Women’s and Children’s Health Services celebrates improved maternal and birth outcomes with week of events
Women’s and Children’s Health Services in Delaware County believes it takes a village to help a mother birth a healthy baby.
During the week of September 11th they thanked various members of their village by hosting a week-long series of events to celebrate twenty-five years of serving and partnering with families to help the youngest citizens get off to the best possible start in life.
“You don’t reach that landmark successfully without partnering with other organizations,” said Katie Kenyon, Community Development Coordinator. “It’s all about the relationships for me whether it’s for providers and families or organizations together.”
Since 1992, Women’s and Children’s Health Services in Delaware County have improved maternal and birth outcomes and contributed to a significant reduction in the disparate infant mortality and morbidity rate in the City of Chester. In 1995, Chester had an infant mortality rate of 22 infant deaths per 1000 babies born. In addition, babies born in Chester were three times more likely to die than babies born elsewhere in Delaware County. The most recent data from 2014 shows that the Infant Mortality and Morbidity Rate in Chester is down to 14.9 in 1000.
Founded and run by the Crozer-Keystone Health System for 25 years, the Women’s & Children’s Health Services are now under the umbrella of the new Crozer-Keystone Community Foundation (CKCF). Formed from the sale of the health system, CKCF celebrated partners including the many case managers, nurses, social workers, health educators and lawyers who have worked with thousands of families to identify needs, resolve problems, connect to community resources, provided information and education, and helped families to become self-sufficient.
“The Crozer-Keystone Community Foundation is brand new but the programs we’ve inherited are celebrating 25 years of impact and progress for thousands of vulnerable families in Delaware County,” said Frances Sheehan, president of the Foundation. “We are honored to carry on the legacy established by these programs and look forward to being even more impactful in the future.”

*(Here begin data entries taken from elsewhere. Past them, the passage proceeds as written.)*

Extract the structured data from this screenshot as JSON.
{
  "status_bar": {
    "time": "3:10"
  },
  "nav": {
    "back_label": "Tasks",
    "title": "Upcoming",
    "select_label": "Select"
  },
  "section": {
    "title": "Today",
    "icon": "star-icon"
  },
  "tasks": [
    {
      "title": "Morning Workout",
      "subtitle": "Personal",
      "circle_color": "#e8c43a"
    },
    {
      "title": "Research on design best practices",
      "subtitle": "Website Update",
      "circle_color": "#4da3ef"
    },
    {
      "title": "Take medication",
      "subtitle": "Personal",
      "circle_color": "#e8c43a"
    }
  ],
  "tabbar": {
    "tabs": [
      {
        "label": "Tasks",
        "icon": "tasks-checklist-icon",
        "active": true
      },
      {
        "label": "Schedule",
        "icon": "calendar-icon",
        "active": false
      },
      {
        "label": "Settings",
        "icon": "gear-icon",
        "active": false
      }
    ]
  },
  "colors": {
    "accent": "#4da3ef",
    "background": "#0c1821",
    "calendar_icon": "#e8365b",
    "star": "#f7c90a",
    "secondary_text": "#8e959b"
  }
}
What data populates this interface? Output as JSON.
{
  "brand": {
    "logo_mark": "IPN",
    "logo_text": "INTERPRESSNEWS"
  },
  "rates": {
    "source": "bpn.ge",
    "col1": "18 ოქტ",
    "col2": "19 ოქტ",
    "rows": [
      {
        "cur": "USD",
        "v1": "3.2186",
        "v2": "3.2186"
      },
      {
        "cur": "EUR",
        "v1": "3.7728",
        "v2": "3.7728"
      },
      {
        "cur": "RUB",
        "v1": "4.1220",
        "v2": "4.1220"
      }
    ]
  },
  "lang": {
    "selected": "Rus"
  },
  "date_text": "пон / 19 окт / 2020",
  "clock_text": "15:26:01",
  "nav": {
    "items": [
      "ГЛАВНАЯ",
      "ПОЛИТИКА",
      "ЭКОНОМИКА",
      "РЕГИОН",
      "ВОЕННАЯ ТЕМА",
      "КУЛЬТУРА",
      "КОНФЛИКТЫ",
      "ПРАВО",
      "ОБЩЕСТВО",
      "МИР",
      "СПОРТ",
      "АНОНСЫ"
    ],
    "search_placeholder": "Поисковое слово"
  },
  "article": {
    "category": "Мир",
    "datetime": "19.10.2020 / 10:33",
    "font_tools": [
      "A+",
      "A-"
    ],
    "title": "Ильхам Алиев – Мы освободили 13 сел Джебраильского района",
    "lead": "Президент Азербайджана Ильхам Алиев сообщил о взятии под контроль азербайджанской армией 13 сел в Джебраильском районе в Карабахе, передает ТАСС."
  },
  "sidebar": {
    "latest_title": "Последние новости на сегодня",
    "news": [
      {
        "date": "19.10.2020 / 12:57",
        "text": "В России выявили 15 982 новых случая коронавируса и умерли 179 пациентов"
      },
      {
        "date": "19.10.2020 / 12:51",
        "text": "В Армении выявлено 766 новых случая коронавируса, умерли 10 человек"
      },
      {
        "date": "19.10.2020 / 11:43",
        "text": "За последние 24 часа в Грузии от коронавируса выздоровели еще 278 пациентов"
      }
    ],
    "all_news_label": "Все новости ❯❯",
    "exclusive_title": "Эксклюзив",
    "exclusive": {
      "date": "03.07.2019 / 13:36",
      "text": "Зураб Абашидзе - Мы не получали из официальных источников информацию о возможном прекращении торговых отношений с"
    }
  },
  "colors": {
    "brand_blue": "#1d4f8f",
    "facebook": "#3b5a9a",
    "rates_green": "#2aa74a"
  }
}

With gold standard programs like Healthy Start, the Nurse-Family Partnership, Cribs for Kids and the Center for Hispanic Resources, hundreds of families each year receive home visiting case management and personal nurse services, legal advocacy, services for Spanish speaking families and parenting and health education. WCHS provides home visiting case management and nurse programs to women during pregnancy and with children under the age of two.
“These are evidenced based programs,” explained Joanne Craig, Vice President for Programs. “A lot of effort has been invested to be sure they are using the right strategies and approaches. These are programs that work on the strengths of families and help meet their areas of need, to connect to resources, and to work toward self sufficiency.”
For Craig, developing, implementing and championing Healthy Start has been a labor of love. She started Women’s and Children’s Health Services and it grew out of the understanding that women are the decision makers in their families and the ones making connections to meet their needs. When Craig started the program, she figured it would be around for a little while but it became clear there was plenty of work to do to support families over the long haul. The most satisfying aspect of her work, she says, is seeing healthy babies and parents know exactly what they need to do to be supportive of their child.
The village is doing its job in helping mother’s birth healthy babies. Since 2011, there have been no infant deaths among Healthy Start participants. Also, there have been no maternal deaths among Healthy Start participants over the past ten years.